** WORK REQUIRED **
Send back all of the records, each one exactly as written.

** RECORDED INFORMATION **
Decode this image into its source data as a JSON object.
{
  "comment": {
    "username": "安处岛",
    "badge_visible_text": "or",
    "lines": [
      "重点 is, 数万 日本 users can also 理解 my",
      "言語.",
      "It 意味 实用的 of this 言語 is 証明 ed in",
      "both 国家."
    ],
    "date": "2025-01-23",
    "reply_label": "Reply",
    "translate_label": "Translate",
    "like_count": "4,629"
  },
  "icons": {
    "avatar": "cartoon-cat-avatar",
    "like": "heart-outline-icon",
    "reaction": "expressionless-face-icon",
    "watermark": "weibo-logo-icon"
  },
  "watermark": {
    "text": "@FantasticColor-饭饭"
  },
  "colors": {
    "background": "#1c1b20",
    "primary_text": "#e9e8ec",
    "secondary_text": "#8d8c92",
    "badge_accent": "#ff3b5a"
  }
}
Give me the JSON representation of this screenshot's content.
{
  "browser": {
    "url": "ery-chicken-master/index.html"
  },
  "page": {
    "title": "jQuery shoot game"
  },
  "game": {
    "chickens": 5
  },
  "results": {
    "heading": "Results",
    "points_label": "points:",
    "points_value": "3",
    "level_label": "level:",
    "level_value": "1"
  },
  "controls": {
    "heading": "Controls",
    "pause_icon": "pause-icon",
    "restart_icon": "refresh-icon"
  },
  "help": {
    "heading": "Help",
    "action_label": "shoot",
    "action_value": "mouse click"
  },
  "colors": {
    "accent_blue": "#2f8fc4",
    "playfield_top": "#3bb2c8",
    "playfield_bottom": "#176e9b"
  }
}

** YOUR SOLUTION **
Decode this image into its source data as a JSON object.
{
  "comment": {
    "username": "安处岛",
    "badge_visible_text": "or",
    "lines": [
      "重点 is, 数万 日本 users can also 理解 my",
      "言語.",
      "It 意味 实用的 of this 言語 is 証明 ed in",
      "both 国家."
    ],
    "date": "2025-01-23",
    "reply_label": "Reply",
    "translate_label": "Translate",
    "like_count": "4,629"
  },
  "icons": {
    "avatar": "cartoon-cat-avatar",
    "like": "heart-outline-icon",
    "reaction": "expressionless-face-icon",
    "watermark": "weibo-logo-icon"
  },
  "watermark": {
    "text": "@FantasticColor-饭饭"
  },
  "colors": {
    "background": "#1c1b20",
    "primary_text": "#e9e8ec",
    "secondary_text": "#8d8c92",
    "badge_accent": "#ff3b5a"
  }
}
Give me the JSON representation of this screenshot's content.
{
  "browser": {
    "url": "ery-chicken-master/index.html"
  },
  "page": {
    "title": "jQuery shoot game"
  },
  "game": {
    "chickens": 5
  },
  "results": {
    "heading": "Results",
    "points_label": "points:",
    "points_value": "3",
    "level_label": "level:",
    "level_value": "1"
  },
  "controls": {
    "heading": "Controls",
    "pause_icon": "pause-icon",
    "restart_icon": "refresh-icon"
  },
  "help": {
    "heading": "Help",
    "action_label": "shoot",
    "action_value": "mouse click"
  },
  "colors": {
    "accent_blue": "#2f8fc4",
    "playfield_top": "#3bb2c8",
    "playfield_bottom": "#176e9b"
  }
}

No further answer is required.